Instructions for the task |
Write out the entries below exactly as they stand. Skip every image.

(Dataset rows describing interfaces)

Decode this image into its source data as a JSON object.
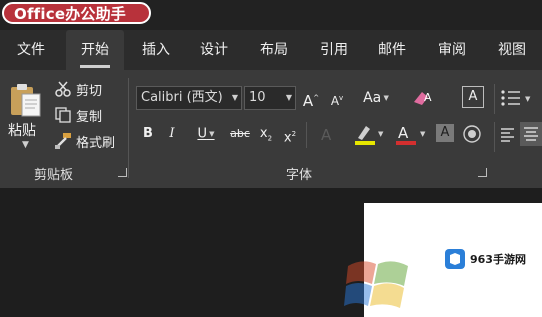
{
  "title_strip": {
    "brand": "Office办公助手"
  },
  "tabs": [
    {
      "label": "文件",
      "active": false
    },
    {
      "label": "开始",
      "active": true
    },
    {
      "label": "插入",
      "active": false
    },
    {
      "label": "设计",
      "active": false
    },
    {
      "label": "布局",
      "active": false
    },
    {
      "label": "引用",
      "active": false
    },
    {
      "label": "邮件",
      "active": false
    },
    {
      "label": "审阅",
      "active": false
    },
    {
      "label": "视图",
      "active": false
    }
  ],
  "clipboard": {
    "paste_label": "粘贴",
    "cut_label": "剪切",
    "copy_label": "复制",
    "format_painter_label": "格式刷",
    "group_label": "剪贴板"
  },
  "font": {
    "font_name": "Calibri (西文)",
    "font_size": "10",
    "grow_label": "A",
    "shrink_label": "A",
    "change_case_label": "Aa",
    "bold_label": "B",
    "italic_label": "I",
    "underline_label": "U",
    "strikethrough_label": "abc",
    "subscript_label": "x",
    "superscript_label": "x",
    "font_color_label": "A",
    "char_shading_label": "A",
    "char_border_label": "A",
    "group_label": "字体"
  },
  "colors": {
    "brand_red": "#b8323b",
    "highlight_yellow": "#e6e600",
    "font_color_red": "#d32f2f",
    "pink_eraser": "#e06c9f"
  },
  "watermark": {
    "site": "963手游网"
  }
}
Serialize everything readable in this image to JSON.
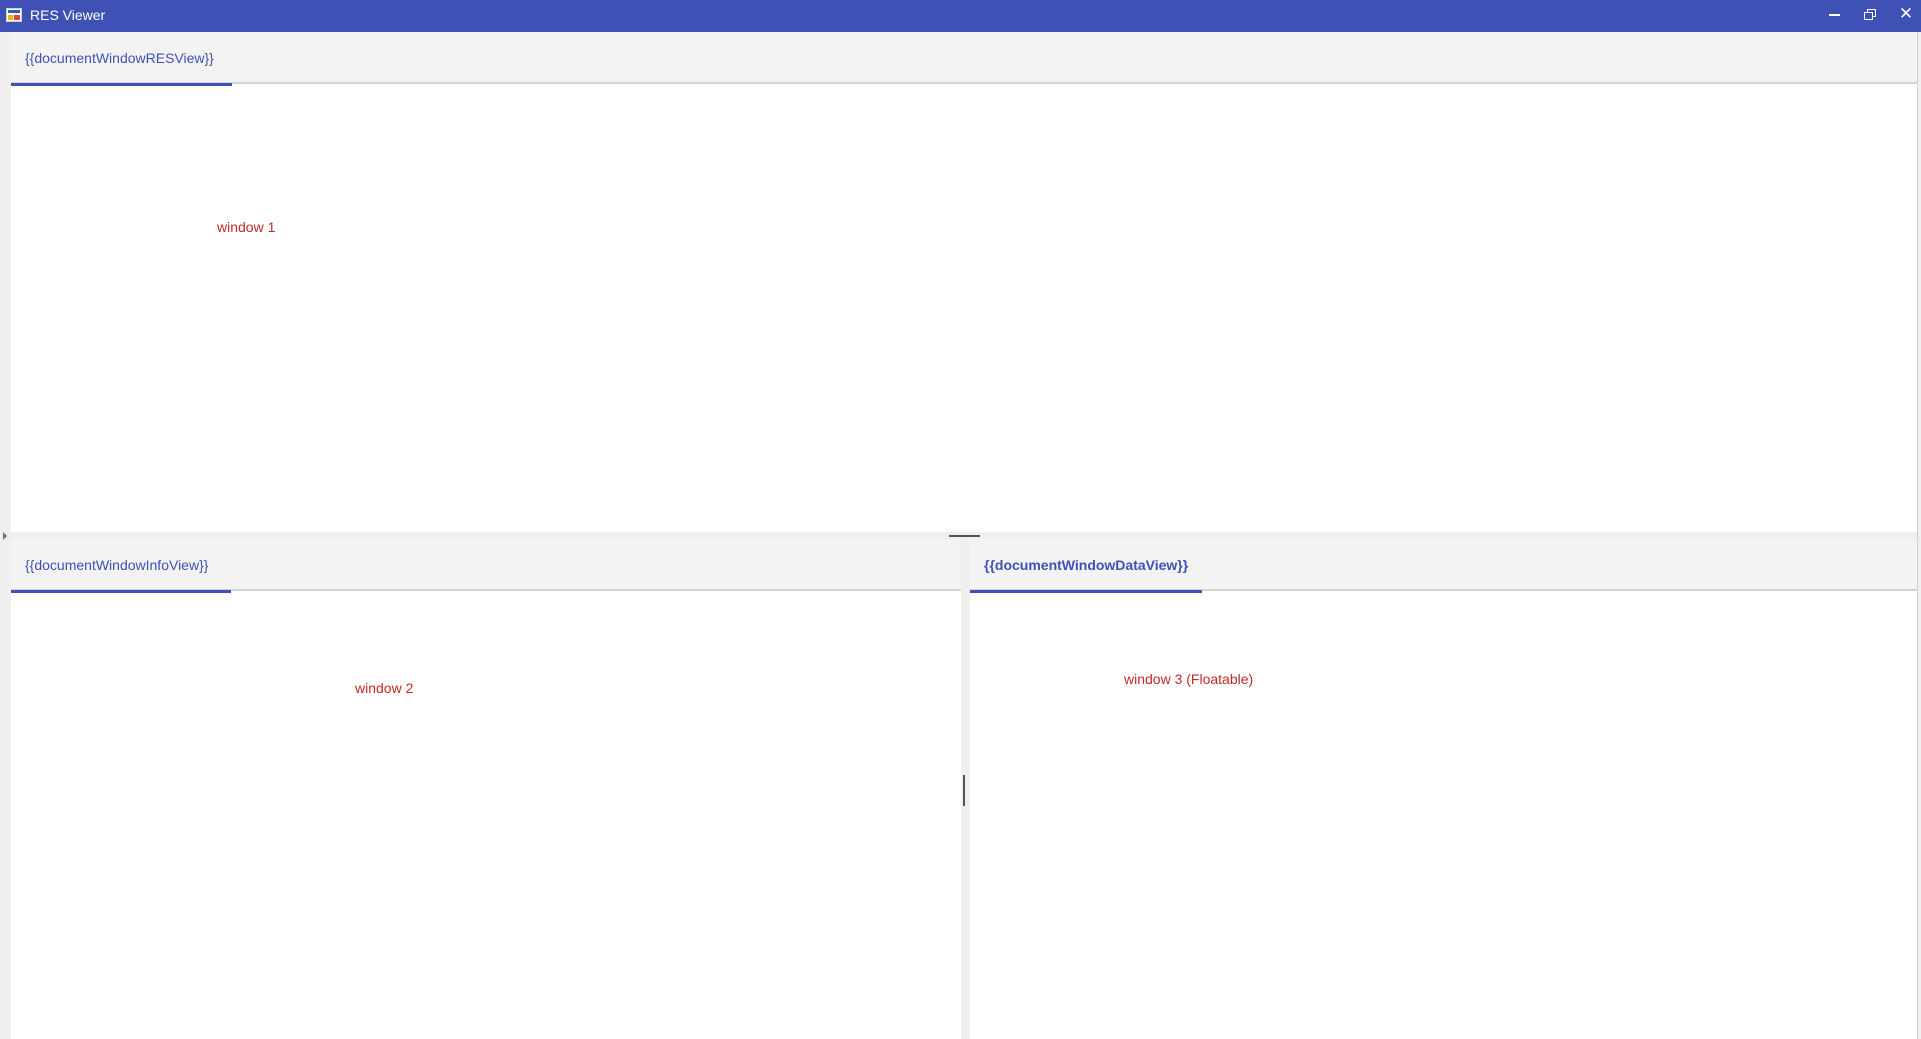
{
  "window": {
    "title": "RES Viewer",
    "icon": "app-icon",
    "controls": {
      "minimize_icon": "minimize-icon",
      "maximize_icon": "restore-icon",
      "close_glyph": "✕"
    }
  },
  "colors": {
    "titlebar": "#3f51b5",
    "tab_text": "#3f51b5",
    "content_label": "#c62828"
  },
  "panes": {
    "top": {
      "tab_label": "{{documentWindowRESView}}",
      "content_label": "window 1"
    },
    "bottom_left": {
      "tab_label": "{{documentWindowInfoView}}",
      "content_label": "window 2"
    },
    "bottom_right": {
      "tab_label": "{{documentWindowDataView}}",
      "content_label": "window 3 (Floatable)"
    }
  }
}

Reply |
Decode this image into its source data as a JSON object.
{
  "title_strip": {
    "brand": "Office办公助手"
  },
  "tabs": [
    {
      "label": "文件",
      "active": false
    },
    {
      "label": "开始",
      "active": true
    },
    {
      "label": "插入",
      "active": false
    },
    {
      "label": "设计",
      "active": false
    },
    {
      "label": "布局",
      "active": false
    },
    {
      "label": "引用",
      "active": false
    },
    {
      "label": "邮件",
      "active": false
    },
    {
      "label": "审阅",
      "active": false
    },
    {
      "label": "视图",
      "active": false
    }
  ],
  "clipboard": {
    "paste_label": "粘贴",
    "cut_label": "剪切",
    "copy_label": "复制",
    "format_painter_label": "格式刷",
    "group_label": "剪贴板"
  },
  "font": {
    "font_name": "Calibri (西文)",
    "font_size": "10",
    "grow_label": "A",
    "shrink_label": "A",
    "change_case_label": "Aa",
    "bold_label": "B",
    "italic_label": "I",
    "underline_label": "U",
    "strikethrough_label": "abc",
    "subscript_label": "x",
    "superscript_label": "x",
    "font_color_label": "A",
    "char_shading_label": "A",
    "char_border_label": "A",
    "group_label": "字体"
  },
  "colors": {
    "brand_red": "#b8323b",
    "highlight_yellow": "#e6e600",
    "font_color_red": "#d32f2f",
    "pink_eraser": "#e06c9f"
  },
  "watermark": {
    "site": "963手游网"
  }
}
Serialize everything readable in this image to JSON.
{
  "window": {
    "title": "RES Viewer",
    "icon": "app-icon",
    "controls": {
      "minimize_icon": "minimize-icon",
      "maximize_icon": "restore-icon",
      "close_glyph": "✕"
    }
  },
  "colors": {
    "titlebar": "#3f51b5",
    "tab_text": "#3f51b5",
    "content_label": "#c62828"
  },
  "panes": {
    "top": {
      "tab_label": "{{documentWindowRESView}}",
      "content_label": "window 1"
    },
    "bottom_left": {
      "tab_label": "{{documentWindowInfoView}}",
      "content_label": "window 2"
    },
    "bottom_right": {
      "tab_label": "{{documentWindowDataView}}",
      "content_label": "window 3 (Floatable)"
    }
  }
}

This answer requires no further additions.